NPO helps to keep Robin Trust afloat

Robin Trust nurse Natasha Cloete; Robin Trust manager Corlia Viljoen; Robin Trust hygiene and cleaning co-ordinator Vuvu Molefe; CEO of HEOSA Werner Laubscher; Robin Trust marketing manager Aletia Ritter; and HFP Catering staff Lihanne Laubscher, Niel Botma and Thobeka Mwanda.

A non-profit company has stepped in to keep the 27-year-old Robin Trust in Pinelands afloat.

Robin Trust, until recently, provided nursing and home-based care training while caring for the frail and elderly, but its manager, Corlea Viljoen, said Covid-19 had hit the organisation with a slew of unexpected costs that had forced the closure of its nursing college and the retrenchment of staff working in the dementia unit, known as The Nest, and the sub-acute facility.

“The sub-acute facility we had to close because the hospitals were not performing the normal theatre procedures which normally resulted in referrals… We hope to resume these services as soon as things return to normal.”

At the beginning of August, the trust formed a partnership with the Healthcare Employers Organisation of South Africa (HEOSA), which will see the non-profit company take over the running of The Nest and its kitchen.

HEOSA revamped the Nest, and Robin Trust staff will work there, but income derived from the facility will go to HEOSA.

“It really happened when we were down on the floor,” Ms Viljoen said.

HEOSA handles human resources and industrial relations in the health-care industry.
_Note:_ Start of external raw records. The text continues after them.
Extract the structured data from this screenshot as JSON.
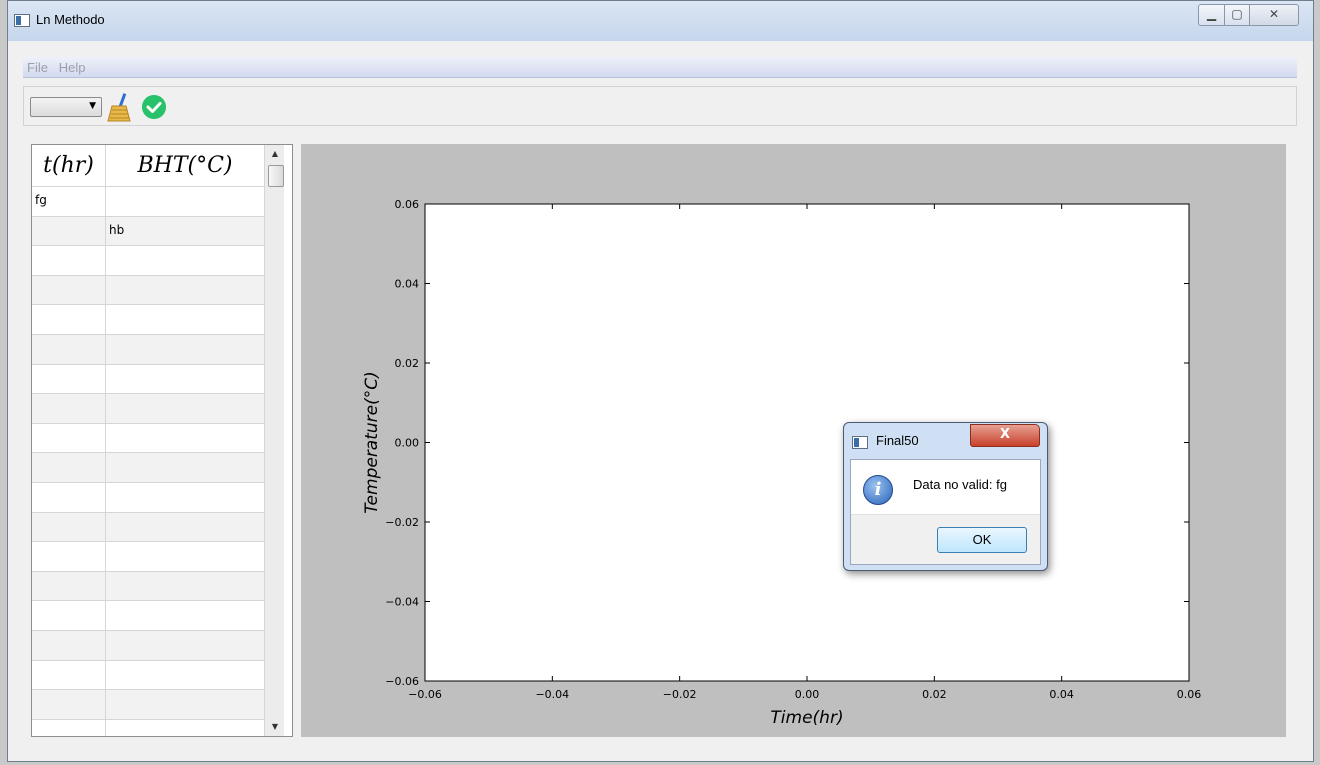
{
  "window": {
    "title": "Ln Methodo"
  },
  "menu": {
    "items": [
      "File",
      "Help"
    ]
  },
  "toolbar": {
    "combo_value": "",
    "broom_icon": "broom-icon",
    "check_icon": "check-icon"
  },
  "table": {
    "headers": [
      "t(hr)",
      "BHT(°C)"
    ],
    "rows": [
      [
        "fg",
        ""
      ],
      [
        "",
        "hb"
      ],
      [
        "",
        ""
      ],
      [
        "",
        ""
      ],
      [
        "",
        ""
      ],
      [
        "",
        ""
      ],
      [
        "",
        ""
      ],
      [
        "",
        ""
      ],
      [
        "",
        ""
      ],
      [
        "",
        ""
      ],
      [
        "",
        ""
      ],
      [
        "",
        ""
      ],
      [
        "",
        ""
      ],
      [
        "",
        ""
      ],
      [
        "",
        ""
      ],
      [
        "",
        ""
      ],
      [
        "",
        ""
      ],
      [
        "",
        ""
      ],
      [
        "",
        ""
      ]
    ]
  },
  "chart_data": {
    "type": "scatter",
    "title": "",
    "xlabel": "Time(hr)",
    "ylabel": "Temperature(°C)",
    "xlim": [
      -0.06,
      0.06
    ],
    "ylim": [
      -0.06,
      0.06
    ],
    "x_ticks": [
      "−0.06",
      "−0.04",
      "−0.02",
      "0.00",
      "0.02",
      "0.04",
      "0.06"
    ],
    "y_ticks": [
      "0.06",
      "0.04",
      "0.02",
      "0.00",
      "−0.02",
      "−0.04",
      "−0.06"
    ],
    "series": [],
    "grid": false
  },
  "dialog": {
    "title": "Final50",
    "close_label": "X",
    "message": "Data no valid: fg",
    "ok_label": "OK",
    "icon": "info-icon"
  }
}
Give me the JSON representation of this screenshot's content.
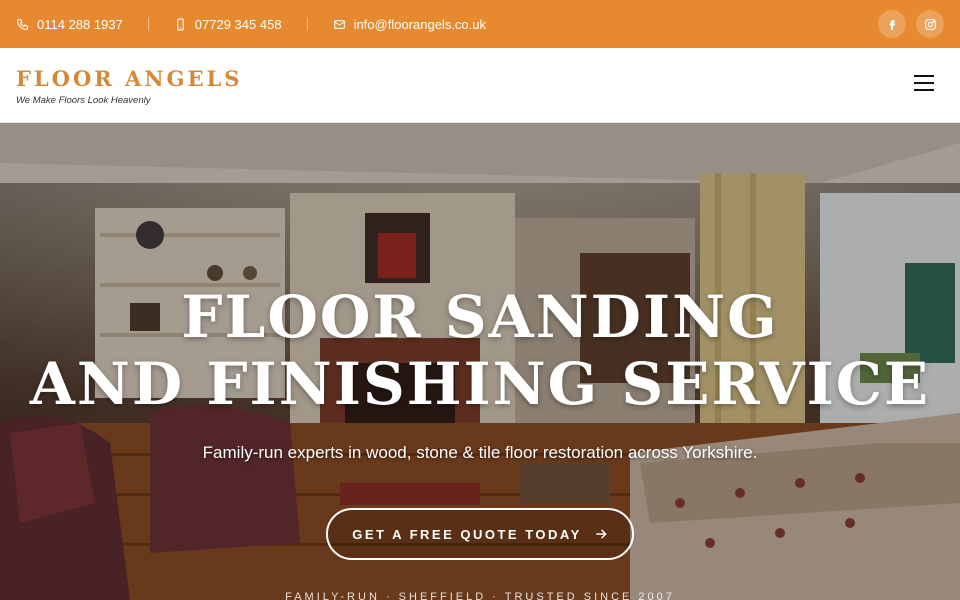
{
  "topbar": {
    "phone_landline": "0114 288 1937",
    "phone_mobile": "07729 345 458",
    "email": "info@floorangels.co.uk",
    "socials": [
      "facebook-icon",
      "instagram-icon"
    ],
    "accent_color": "#e6892f"
  },
  "header": {
    "brand": "FLOOR ANGELS",
    "tagline": "We Make Floors Look Heavenly",
    "menu_icon": "hamburger-menu-icon",
    "brand_color": "#d4893a"
  },
  "hero": {
    "title_line1": "FLOOR SANDING",
    "title_line2": "AND FINISHING SERVICE",
    "subtitle": "Family-run experts in wood, stone & tile floor restoration across Yorkshire.",
    "cta_label": "GET A FREE QUOTE TODAY",
    "cta_icon": "arrow-right-icon",
    "trust_line": "FAMILY-RUN · SHEFFIELD · TRUSTED SINCE 2007"
  }
}
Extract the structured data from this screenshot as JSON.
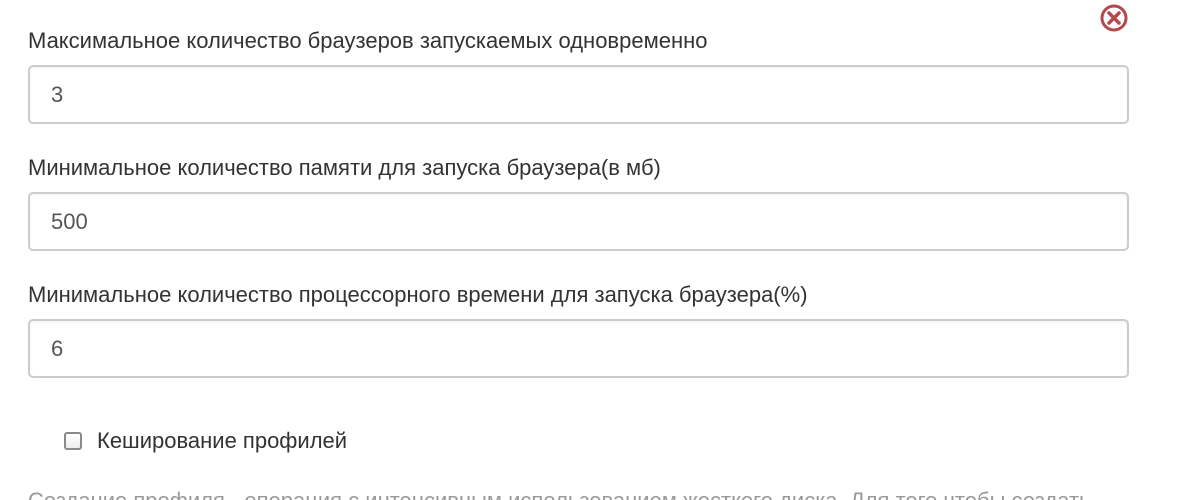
{
  "colors": {
    "close_icon": "#b5484a",
    "label_text": "#333333",
    "input_border": "#cccccc",
    "help_text": "#999999"
  },
  "close_button": {
    "icon": "close-circle-icon"
  },
  "fields": [
    {
      "label": "Максимальное количество браузеров запускаемых одновременно",
      "value": "3"
    },
    {
      "label": "Минимальное количество памяти для запуска браузера(в мб)",
      "value": "500"
    },
    {
      "label": "Минимальное количество процессорного времени для запуска браузера(%)",
      "value": "6"
    }
  ],
  "profile_cache": {
    "label": "Кеширование профилей",
    "checked": false
  },
  "help_text": "Создание профиля - операция с интенсивным использованием жесткого диска. Для того чтобы создать"
}
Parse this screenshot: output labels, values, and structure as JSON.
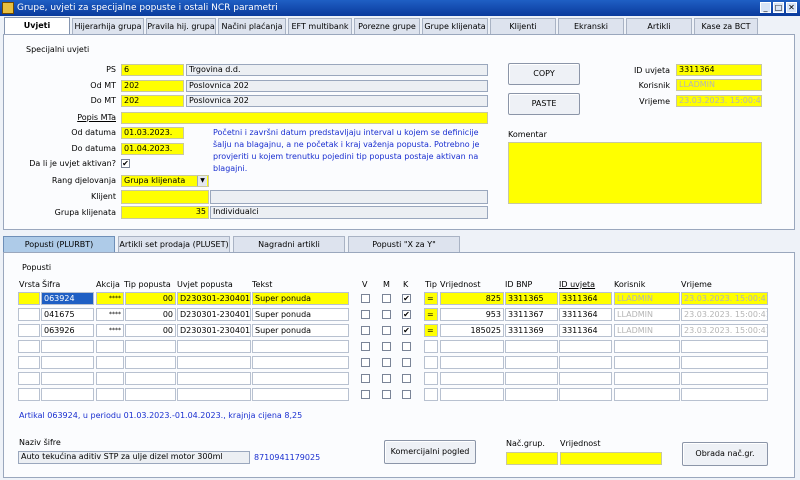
{
  "window": {
    "title": "Grupe, uvjeti za specijalne popuste i ostali NCR parametri"
  },
  "tabs": [
    "Uvjeti",
    "Hijerarhija grupa",
    "Pravila hij. grupa",
    "Načini plaćanja",
    "EFT multibank",
    "Porezne grupe",
    "Grupe klijenata",
    "Klijenti",
    "Ekranski",
    "Artikli",
    "Kase za BCT"
  ],
  "special": {
    "section_title": "Specijalni uvjeti",
    "ps_label": "PS",
    "ps_code": "6",
    "ps_name": "Trgovina d.d.",
    "odmt_label": "Od MT",
    "odmt_code": "202",
    "odmt_name": "Poslovnica 202",
    "domt_label": "Do MT",
    "domt_code": "202",
    "domt_name": "Poslovnica 202",
    "popis_label": "Popis MTa",
    "popis_value": "",
    "od_datuma_label": "Od datuma",
    "od_datuma": "01.03.2023.",
    "do_datuma_label": "Do datuma",
    "do_datuma": "01.04.2023.",
    "note": "Početni i završni datum predstavljaju interval u kojem se definicije šalju na blagajnu, a ne početak i kraj važenja popusta. Potrebno je provjeriti u kojem trenutku pojedini tip popusta postaje aktivan na blagajni.",
    "active_label": "Da li je uvjet aktivan?",
    "active_checked": "✔",
    "rang_label": "Rang djelovanja",
    "rang_value": "Grupa klijenata",
    "klijent_label": "Klijent",
    "klijent_value": "",
    "grupa_label": "Grupa klijenata",
    "grupa_code": "35",
    "grupa_name": "Individualci",
    "copy_label": "COPY",
    "paste_label": "PASTE",
    "id_uvjeta_label": "ID uvjeta",
    "id_uvjeta": "3311364",
    "korisnik_label": "Korisnik",
    "korisnik": "LLADMIN",
    "vrijeme_label": "Vrijeme",
    "vrijeme": "23.03.2023. 15:00:41",
    "komentar_label": "Komentar",
    "komentar": ""
  },
  "lower_tabs": [
    "Popusti (PLURBT)",
    "Artikli set prodaja (PLUSET)",
    "Nagradni artikli",
    "Popusti \"X za Y\""
  ],
  "popusti": {
    "section_title": "Popusti",
    "columns": [
      "Vrsta",
      "Šifra",
      "Akcija",
      "Tip popusta",
      "Uvjet popusta",
      "Tekst",
      "V",
      "M",
      "K",
      "Tip",
      "Vrijednost",
      "ID BNP",
      "ID uvjeta",
      "Korisnik",
      "Vrijeme"
    ],
    "rows": [
      {
        "sifra": "063924",
        "akcija": "****",
        "tip": "00",
        "uvjet": "D230301-230401",
        "tekst": "Super ponuda",
        "v": "",
        "m": "",
        "k": "✔",
        "tip2": "=",
        "vrijednost": "825",
        "bnp": "3311365",
        "id": "3311364",
        "korisnik": "LLADMIN",
        "vrijeme": "23.03.2023. 15:00:41"
      },
      {
        "sifra": "041675",
        "akcija": "****",
        "tip": "00",
        "uvjet": "D230301-230401",
        "tekst": "Super ponuda",
        "v": "",
        "m": "",
        "k": "✔",
        "tip2": "=",
        "vrijednost": "953",
        "bnp": "3311367",
        "id": "3311364",
        "korisnik": "LLADMIN",
        "vrijeme": "23.03.2023. 15:00:41"
      },
      {
        "sifra": "063926",
        "akcija": "****",
        "tip": "00",
        "uvjet": "D230301-230401",
        "tekst": "Super ponuda",
        "v": "",
        "m": "",
        "k": "✔",
        "tip2": "=",
        "vrijednost": "185025",
        "bnp": "3311369",
        "id": "3311364",
        "korisnik": "LLADMIN",
        "vrijeme": "23.03.2023. 15:00:41"
      }
    ],
    "info": "Artikal 063924, u periodu 01.03.2023.-01.04.2023., krajnja cijena 8,25",
    "naziv_label": "Naziv šifre",
    "naziv": "Auto tekućina aditiv STP za ulje dizel motor 300ml",
    "barcode": "8710941179025",
    "komercijalni_label": "Komercijalni pogled",
    "nac_grup_label": "Nač.grup.",
    "vrijednost_label": "Vrijednost",
    "obrada_label": "Obrada nač.gr."
  }
}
It specialises in restructuring facilities in financial hardship.

The Robin Trust’s Home-Based Care Agency has meanwhile continued to function throughout the pandemic, and Ms Viljoen said the partnerships could open new opportunities for both organisations to provide those services to other retirement villages and care facilities.

Robin Trust has also introduced a hygiene and cleaning course for retirement facilities. The 64 students from the closed nursing college had been placed in the Netcare Education college in Bellville, Ms Viljoen said. And 90% of the retrenched staff had been reappointed to the Nest as part of the deal with HEOSA.
Werner Laubscher, the chief executive officer of HEOSA, said they would handle the day-to-day running of the facility, looking after the clinical requirements to make sure the patients were taken care of in the way they were accustomed to.

“They have had a good reputation for many years and we have been serving frail care and children’s homes since 2011 and we believe they can be a strong force in the marketplace,” he said.

HFP Catering had been contracted to run the kitchen and provide meals that catered to the patients’ special dietary needs, he said.

The staff working The Nest, he said, would still be Robin Trust staff.

Ms Viljoen said the Robin Trust was grateful for the support given by the Pinelands community during the pandemic. She said people had donated food, toiletries, blankets and bedding for the staff who had slept in and the Pinelands Community Action Network(CAN) group had donated masks.

Visit or call 021 447 1565 for more information about the Robin Trust.